Cigarette smoke, avoid exposure. Clearly, studies have shown that kids that are exposed to cigarette smoke either primary or secondary, are increased for risk of infection. So, things like that. Also, if they do have a cold and they’re congested, do your best to try to minimize that congestion so that the eustachian tube can drain the ear. Whether it be suctioning, saline drops, or if they’re a little older, you can use decongestants. Typically, that will help.
TV Host: What if they already have it. I know my mom used to do the cotton ball with the mineral oil, is that just an old wife’s tale or does it work?
Dr. Soria: It’s even beyond old wife’s. It doesn’t do a thing. Because it’s an infection in the middle part of the ear, and so all that’s doing is getting in front of the ear drum, it’s not doing a thing to open up or drain the middle aspect of the ear.
TV Host: You did mention the middle ear, we do have a question about middle ear infection. Is that something different than what we were just speaking about, a middle ear infection?
Dr. Soria: You know, they’re essentially the same because an ear infection, typically, is referring to a middle ear, although it can be an outer ear as well, or a swimmer’s ear. The middle ear is that little space comprised of air, a pocket of air, and it holds the three tiniest bones in the body that are responsible for our hearing. The eustachian tube drains that part of the ear, which is why when we yawn or swallow, you can pop your ears. When that gets secluded, it can cause build up of fluid, and that build up of fluid can cause bacterial infection, and thus become a middle ear infection.

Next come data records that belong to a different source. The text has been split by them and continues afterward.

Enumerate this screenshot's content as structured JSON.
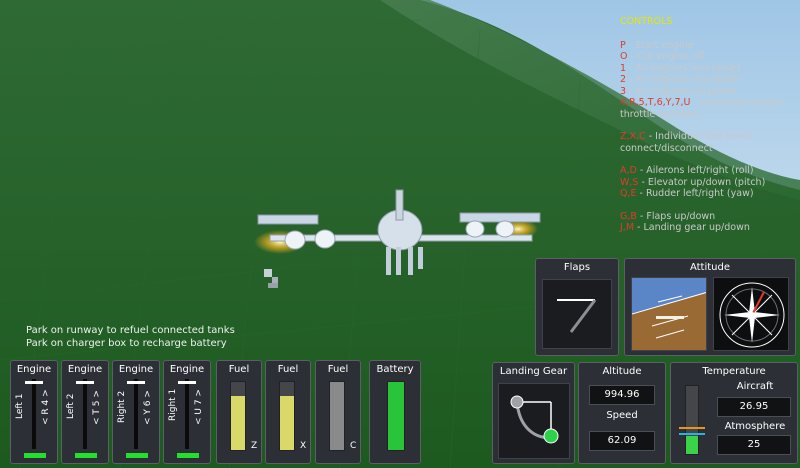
{
  "controls": {
    "title": "CONTROLS",
    "items": [
      {
        "key": "P",
        "desc": " - Start engine"
      },
      {
        "key": "O",
        "desc": " - Cut engine off"
      },
      {
        "key": "1",
        "desc": " - All engines min power"
      },
      {
        "key": "2",
        "desc": " - All engines mid power"
      },
      {
        "key": "3",
        "desc": " - All engines full power"
      },
      {
        "key": "4,R,5,T,6,Y,7,U",
        "desc": " - Individual engine throttle up/down"
      },
      {
        "key": "Z,X,C",
        "desc": " - Individual fuel tanks connect/disconnect"
      },
      {
        "key": "A,D",
        "desc": " - Ailerons left/right (roll)"
      },
      {
        "key": "W,S",
        "desc": " - Elevator up/down (pitch)"
      },
      {
        "key": "Q,E",
        "desc": " - Rudder left/right (yaw)"
      },
      {
        "key": "G,B",
        "desc": " - Flaps up/down"
      },
      {
        "key": "J,M",
        "desc": " - Landing gear up/down"
      }
    ]
  },
  "hints": {
    "refuel": "Park on runway to refuel connected tanks",
    "recharge": "Park on charger box to recharge battery"
  },
  "engines": [
    {
      "title": "Engine",
      "name": "Left 1",
      "keys": "< R 4 >",
      "throttle": 0.95
    },
    {
      "title": "Engine",
      "name": "Left 2",
      "keys": "< T 5 >",
      "throttle": 0.95
    },
    {
      "title": "Engine",
      "name": "Right 2",
      "keys": "< Y 6 >",
      "throttle": 0.95
    },
    {
      "title": "Engine",
      "name": "Right 1",
      "keys": "< U 7 >",
      "throttle": 0.95
    }
  ],
  "fuel": [
    {
      "title": "Fuel",
      "key": "Z",
      "level": 0.8,
      "color": "#d9d96a"
    },
    {
      "title": "Fuel",
      "key": "X",
      "level": 0.8,
      "color": "#d9d96a"
    },
    {
      "title": "Fuel",
      "key": "C",
      "level": 1.0,
      "color": "#8a8a8a"
    }
  ],
  "battery": {
    "title": "Battery",
    "level": 1.0,
    "color": "#2ac43a"
  },
  "flaps": {
    "title": "Flaps"
  },
  "attitude": {
    "title": "Attitude"
  },
  "landing_gear": {
    "title": "Landing Gear"
  },
  "altitude": {
    "title": "Altitude",
    "value": "994.96"
  },
  "speed": {
    "title": "Speed",
    "value": "62.09"
  },
  "temperature": {
    "title": "Temperature",
    "aircraft_label": "Aircraft",
    "aircraft_value": "26.95",
    "atmosphere_label": "Atmosphere",
    "atmosphere_value": "25"
  }
}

How do you diagnosis it? There’s no tests that are needed. All we have to do is look into the middle ear with an otoscope. We see a bulging ear drum, we know it’s an ear infection. Treatment? Typically, it goes away on its own. But many times we typically treat with antibiotics, decongestants, and something for pain. If it continues to recur, make sure you see your pediatrician because sometimes they recommend ear tubes to prevent it from happening again.

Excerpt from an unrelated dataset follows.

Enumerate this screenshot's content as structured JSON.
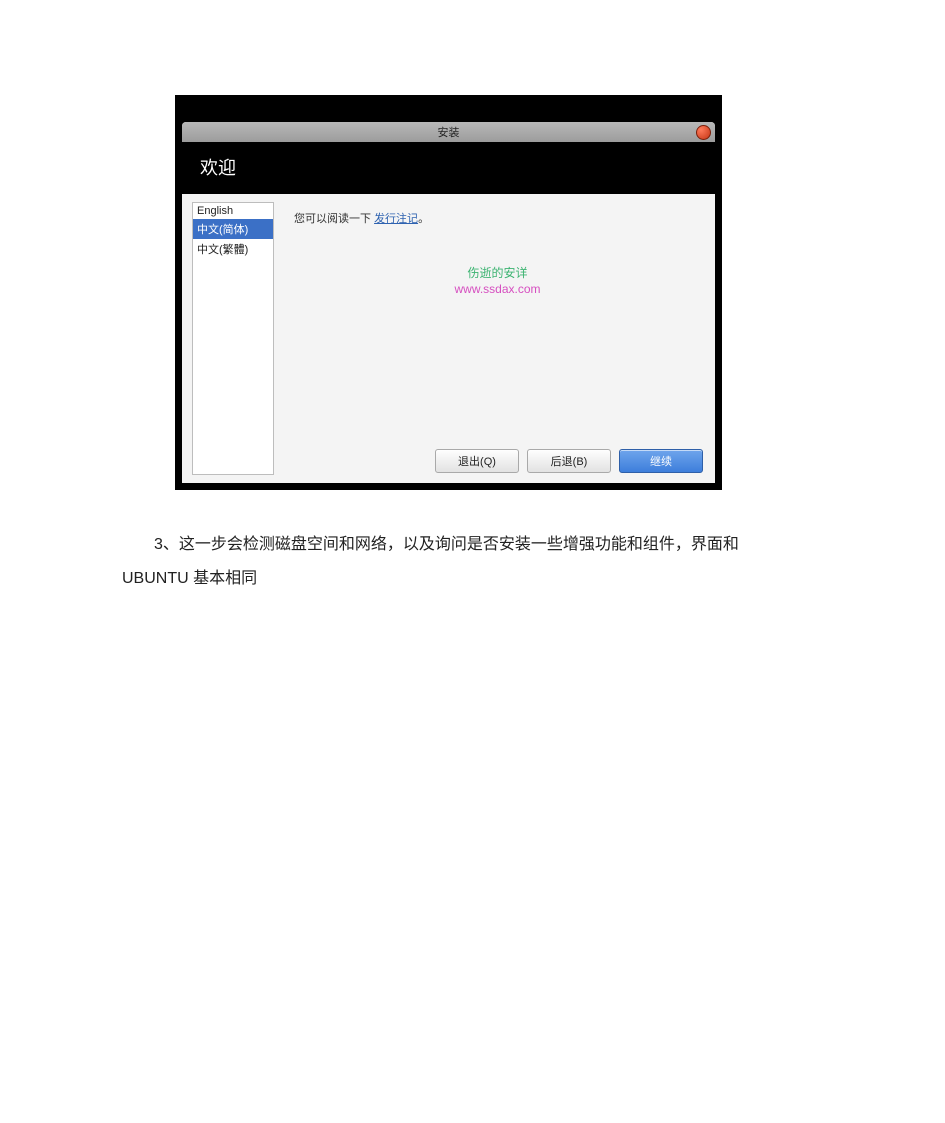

TV Host: Okay, all right, thank you Dr. Soria.
Dr. Soria: You’re welcome.
TV Host: If you have a question for Dr. Soria, you can send it in by going to our website, WPTV.com, and clicking on the health link. Scroll down on the right hand side and you will see a form to write in your question. Thank you again for being here.
Dr. Soria: You’re welcome.

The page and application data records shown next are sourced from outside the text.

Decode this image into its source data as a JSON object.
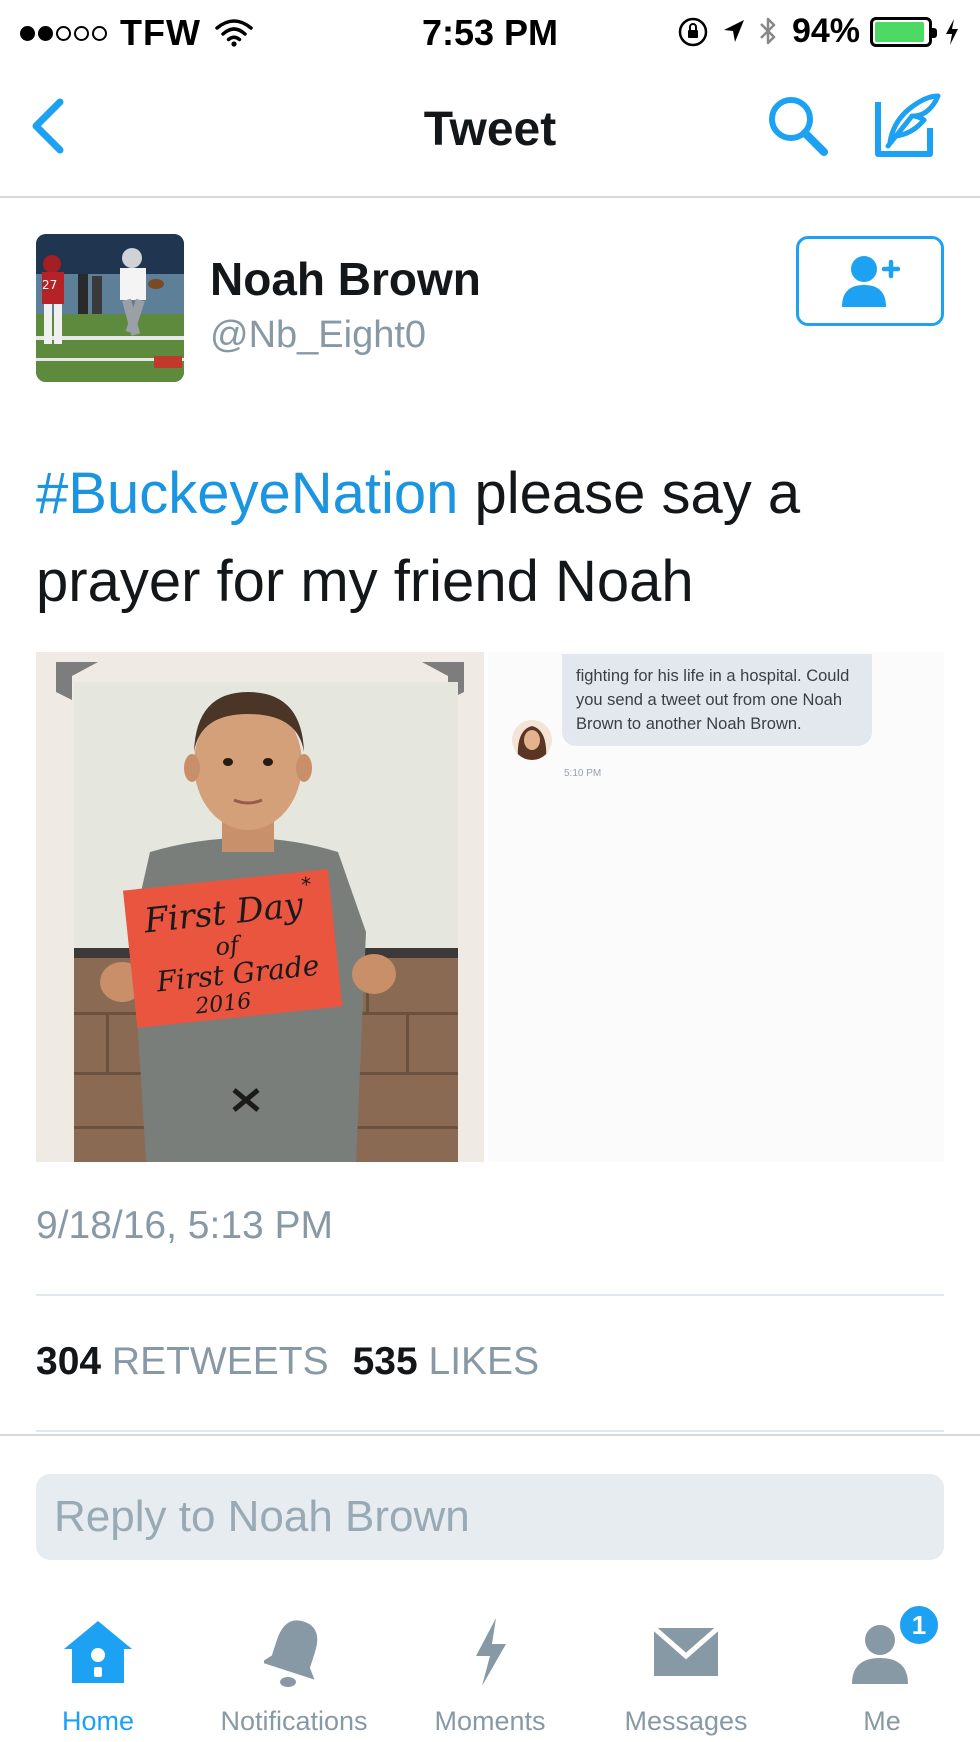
{
  "status_bar": {
    "carrier": "TFW",
    "time": "7:53 PM",
    "battery_percent": "94%",
    "battery_level": 0.94,
    "signal_bars_filled": 2,
    "signal_bars_total": 5
  },
  "nav": {
    "title": "Tweet",
    "back_icon": "chevron-left-icon",
    "search_icon": "search-icon",
    "compose_icon": "compose-tweet-icon"
  },
  "tweet": {
    "author_name": "Noah Brown",
    "author_handle": "@Nb_Eight0",
    "hashtag": "#BuckeyeNation",
    "text_rest": " please say a prayer for my friend Noah",
    "timestamp": "9/18/16, 5:13 PM",
    "retweets_count": "304",
    "retweets_label": "RETWEETS",
    "likes_count": "535",
    "likes_label": "LIKES"
  },
  "media": {
    "sign_line1": "First Day",
    "sign_line2": "of",
    "sign_line3": "First Grade",
    "sign_line4": "2016",
    "message_text": "fighting for his life in a hospital. Could you send a tweet out from one Noah Brown to another Noah Brown.",
    "message_time": "5:10 PM"
  },
  "reply": {
    "placeholder": "Reply to Noah Brown"
  },
  "tabs": [
    {
      "label": "Home",
      "icon": "home-icon",
      "active": true
    },
    {
      "label": "Notifications",
      "icon": "bell-icon",
      "active": false
    },
    {
      "label": "Moments",
      "icon": "lightning-icon",
      "active": false
    },
    {
      "label": "Messages",
      "icon": "envelope-icon",
      "active": false
    },
    {
      "label": "Me",
      "icon": "profile-icon",
      "active": false,
      "badge": "1"
    }
  ],
  "colors": {
    "accent": "#1da1f2",
    "hashtag": "#1b95e0",
    "secondary_text": "#8899a6",
    "battery": "#4cd964"
  }
}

TV Host: I have to go call my mom and tell her about that whole mineral oil cotton ball thing. We’ll see you next week and we’ll see you after the break.